EXERCISE DETAILS -
A word-for-word retyping of the listing below is required, with the pictures dropped.
= Beginning of Section =
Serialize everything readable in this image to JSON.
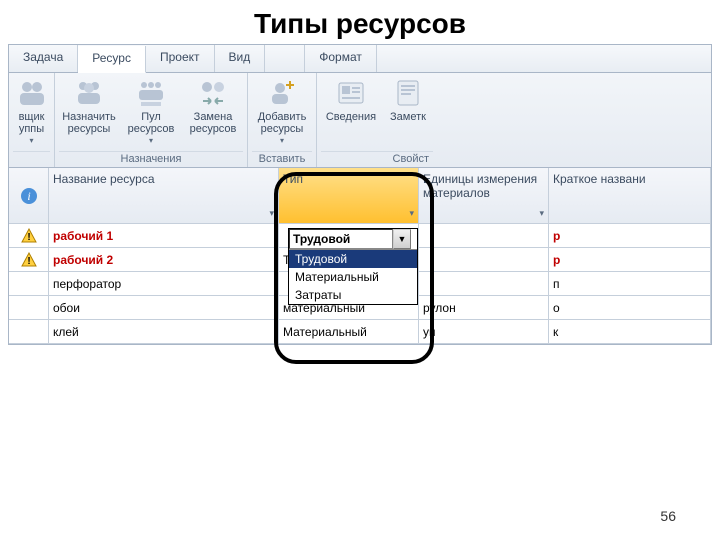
{
  "slide_title": "Типы ресурсов",
  "page_number": "56",
  "tabs": {
    "task": "Задача",
    "resource": "Ресурс",
    "project": "Проект",
    "view": "Вид",
    "format": "Формат"
  },
  "ribbon": {
    "col0_line1": "вщик",
    "col0_line2": "уппы",
    "assignments": {
      "label": "Назначения",
      "assign": {
        "line1": "Назначить",
        "line2": "ресурсы"
      },
      "pool": {
        "line1": "Пул",
        "line2": "ресурсов"
      },
      "replace": {
        "line1": "Замена",
        "line2": "ресурсов"
      }
    },
    "insert": {
      "label": "Вставить",
      "add": {
        "line1": "Добавить",
        "line2": "ресурсы"
      }
    },
    "properties": {
      "label": "Свойст",
      "info": "Сведения",
      "notes": "Заметк"
    }
  },
  "headers": {
    "indicator": "",
    "name": "Название ресурса",
    "type": "Тип",
    "units": "Единицы измерения материалов",
    "short": "Краткое названи"
  },
  "rows": [
    {
      "warn": true,
      "name": "рабочий 1",
      "type": "",
      "unit": "",
      "short": "р",
      "red": true
    },
    {
      "warn": true,
      "name": "рабочий 2",
      "type": "Трудовой",
      "unit": "",
      "short": "р",
      "red": true
    },
    {
      "warn": false,
      "name": "перфоратор",
      "type": "",
      "unit": "",
      "short": "п",
      "red": false
    },
    {
      "warn": false,
      "name": "обои",
      "type": "материальный",
      "unit": "рулон",
      "short": "о",
      "red": false
    },
    {
      "warn": false,
      "name": "клей",
      "type": "Материальный",
      "unit": "уп",
      "short": "к",
      "red": false
    }
  ],
  "combo": {
    "value": "Трудовой",
    "opt0": "Трудовой",
    "opt1": "Материальный",
    "opt2": "Затраты"
  }
}
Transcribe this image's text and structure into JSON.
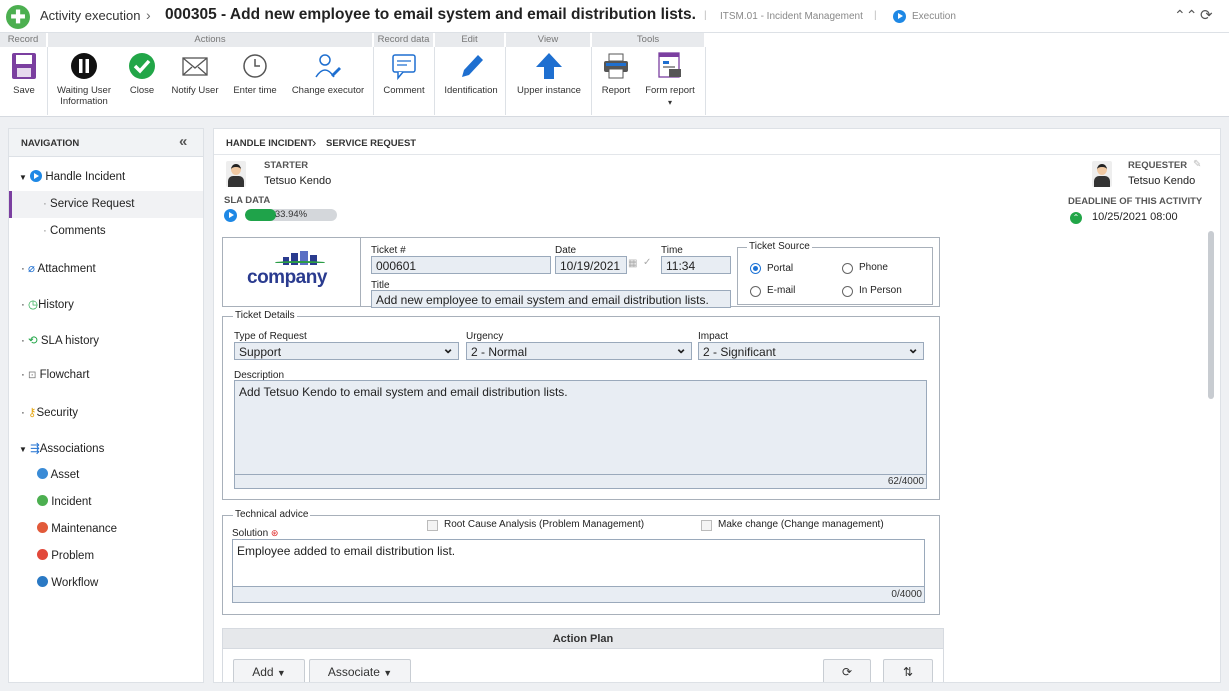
{
  "title": {
    "app": "Activity execution",
    "separator": "›",
    "record": "000305 - Add new employee to email system and email distribution lists.",
    "process": "ITSM.01 - Incident Management",
    "status": "Execution",
    "divider": "|"
  },
  "toolbar": {
    "groups": [
      "Record",
      "Actions",
      "Record data",
      "Edit",
      "View",
      "Tools"
    ],
    "buttons": {
      "save": "Save",
      "waiting": "Waiting User Information",
      "close": "Close",
      "notify": "Notify User",
      "enter_time": "Enter time",
      "change_executor": "Change executor",
      "comment": "Comment",
      "identification": "Identification",
      "upper_instance": "Upper instance",
      "report": "Report",
      "form_report": "Form report"
    }
  },
  "nav": {
    "title": "NAVIGATION",
    "collapse_glyph": "«",
    "items": [
      {
        "label": "Handle Incident"
      },
      {
        "label": "Service Request"
      },
      {
        "label": "Comments"
      },
      {
        "label": "Attachment"
      },
      {
        "label": "History"
      },
      {
        "label": "SLA history"
      },
      {
        "label": "Flowchart"
      },
      {
        "label": "Security"
      },
      {
        "label": "Associations"
      },
      {
        "label": "Asset"
      },
      {
        "label": "Incident"
      },
      {
        "label": "Maintenance"
      },
      {
        "label": "Problem"
      },
      {
        "label": "Workflow"
      }
    ]
  },
  "breadcrumb": {
    "first": "HANDLE INCIDENT",
    "sep": "›",
    "second": "SERVICE REQUEST"
  },
  "starter": {
    "label": "STARTER",
    "name": "Tetsuo Kendo"
  },
  "requester": {
    "label": "REQUESTER",
    "name": "Tetsuo Kendo"
  },
  "sla": {
    "label": "SLA DATA",
    "percent_text": "33.94%",
    "progress": 33.94
  },
  "deadline": {
    "label": "DEADLINE OF THIS ACTIVITY",
    "value": "10/25/2021 08:00"
  },
  "form": {
    "logo_text": "company",
    "ticket_no": {
      "label": "Ticket #",
      "value": "000601"
    },
    "date": {
      "label": "Date",
      "value": "10/19/2021"
    },
    "time": {
      "label": "Time",
      "value": "11:34"
    },
    "title": {
      "label": "Title",
      "value": "Add new employee to email system and email distribution lists."
    },
    "source": {
      "legend": "Ticket Source",
      "options": [
        "Portal",
        "Phone",
        "E-mail",
        "In Person"
      ],
      "selected": "Portal"
    },
    "details": {
      "legend": "Ticket Details",
      "type": {
        "label": "Type of Request",
        "value": "Support"
      },
      "urgency": {
        "label": "Urgency",
        "value": "2 - Normal"
      },
      "impact": {
        "label": "Impact",
        "value": "2 - Significant"
      },
      "description": {
        "label": "Description",
        "value": "Add Tetsuo Kendo to email system and email distribution lists.",
        "counter": "62/4000"
      }
    },
    "technical": {
      "legend": "Technical advice",
      "rca": "Root Cause Analysis (Problem Management)",
      "change": "Make change (Change management)",
      "solution": {
        "label": "Solution",
        "value": "Employee added to email distribution list.",
        "counter": "0/4000"
      }
    },
    "action_plan": {
      "title": "Action Plan",
      "add": "Add",
      "associate": "Associate"
    }
  }
}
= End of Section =
WRITTEN ANSWER -
Serialize everything readable in this image to JSON.
{
  "slide_title": "Типы ресурсов",
  "page_number": "56",
  "tabs": {
    "task": "Задача",
    "resource": "Ресурс",
    "project": "Проект",
    "view": "Вид",
    "format": "Формат"
  },
  "ribbon": {
    "col0_line1": "вщик",
    "col0_line2": "уппы",
    "assignments": {
      "label": "Назначения",
      "assign": {
        "line1": "Назначить",
        "line2": "ресурсы"
      },
      "pool": {
        "line1": "Пул",
        "line2": "ресурсов"
      },
      "replace": {
        "line1": "Замена",
        "line2": "ресурсов"
      }
    },
    "insert": {
      "label": "Вставить",
      "add": {
        "line1": "Добавить",
        "line2": "ресурсы"
      }
    },
    "properties": {
      "label": "Свойст",
      "info": "Сведения",
      "notes": "Заметк"
    }
  },
  "headers": {
    "indicator": "",
    "name": "Название ресурса",
    "type": "Тип",
    "units": "Единицы измерения материалов",
    "short": "Краткое названи"
  },
  "rows": [
    {
      "warn": true,
      "name": "рабочий 1",
      "type": "",
      "unit": "",
      "short": "р",
      "red": true
    },
    {
      "warn": true,
      "name": "рабочий 2",
      "type": "Трудовой",
      "unit": "",
      "short": "р",
      "red": true
    },
    {
      "warn": false,
      "name": "перфоратор",
      "type": "",
      "unit": "",
      "short": "п",
      "red": false
    },
    {
      "warn": false,
      "name": "обои",
      "type": "материальный",
      "unit": "рулон",
      "short": "о",
      "red": false
    },
    {
      "warn": false,
      "name": "клей",
      "type": "Материальный",
      "unit": "уп",
      "short": "к",
      "red": false
    }
  ],
  "combo": {
    "value": "Трудовой",
    "opt0": "Трудовой",
    "opt1": "Материальный",
    "opt2": "Затраты"
  }
}
Transcribe this image's text and structure into JSON.
{
  "title": {
    "app": "Activity execution",
    "separator": "›",
    "record": "000305 - Add new employee to email system and email distribution lists.",
    "process": "ITSM.01 - Incident Management",
    "status": "Execution",
    "divider": "|"
  },
  "toolbar": {
    "groups": [
      "Record",
      "Actions",
      "Record data",
      "Edit",
      "View",
      "Tools"
    ],
    "buttons": {
      "save": "Save",
      "waiting": "Waiting User Information",
      "close": "Close",
      "notify": "Notify User",
      "enter_time": "Enter time",
      "change_executor": "Change executor",
      "comment": "Comment",
      "identification": "Identification",
      "upper_instance": "Upper instance",
      "report": "Report",
      "form_report": "Form report"
    }
  },
  "nav": {
    "title": "NAVIGATION",
    "collapse_glyph": "«",
    "items": [
      {
        "label": "Handle Incident"
      },
      {
        "label": "Service Request"
      },
      {
        "label": "Comments"
      },
      {
        "label": "Attachment"
      },
      {
        "label": "History"
      },
      {
        "label": "SLA history"
      },
      {
        "label": "Flowchart"
      },
      {
        "label": "Security"
      },
      {
        "label": "Associations"
      },
      {
        "label": "Asset"
      },
      {
        "label": "Incident"
      },
      {
        "label": "Maintenance"
      },
      {
        "label": "Problem"
      },
      {
        "label": "Workflow"
      }
    ]
  },
  "breadcrumb": {
    "first": "HANDLE INCIDENT",
    "sep": "›",
    "second": "SERVICE REQUEST"
  },
  "starter": {
    "label": "STARTER",
    "name": "Tetsuo Kendo"
  },
  "requester": {
    "label": "REQUESTER",
    "name": "Tetsuo Kendo"
  },
  "sla": {
    "label": "SLA DATA",
    "percent_text": "33.94%",
    "progress": 33.94
  },
  "deadline": {
    "label": "DEADLINE OF THIS ACTIVITY",
    "value": "10/25/2021 08:00"
  },
  "form": {
    "logo_text": "company",
    "ticket_no": {
      "label": "Ticket #",
      "value": "000601"
    },
    "date": {
      "label": "Date",
      "value": "10/19/2021"
    },
    "time": {
      "label": "Time",
      "value": "11:34"
    },
    "title": {
      "label": "Title",
      "value": "Add new employee to email system and email distribution lists."
    },
    "source": {
      "legend": "Ticket Source",
      "options": [
        "Portal",
        "Phone",
        "E-mail",
        "In Person"
      ],
      "selected": "Portal"
    },
    "details": {
      "legend": "Ticket Details",
      "type": {
        "label": "Type of Request",
        "value": "Support"
      },
      "urgency": {
        "label": "Urgency",
        "value": "2 - Normal"
      },
      "impact": {
        "label": "Impact",
        "value": "2 - Significant"
      },
      "description": {
        "label": "Description",
        "value": "Add Tetsuo Kendo to email system and email distribution lists.",
        "counter": "62/4000"
      }
    },
    "technical": {
      "legend": "Technical advice",
      "rca": "Root Cause Analysis (Problem Management)",
      "change": "Make change (Change management)",
      "solution": {
        "label": "Solution",
        "value": "Employee added to email distribution list.",
        "counter": "0/4000"
      }
    },
    "action_plan": {
      "title": "Action Plan",
      "add": "Add",
      "associate": "Associate"
    }
  }
}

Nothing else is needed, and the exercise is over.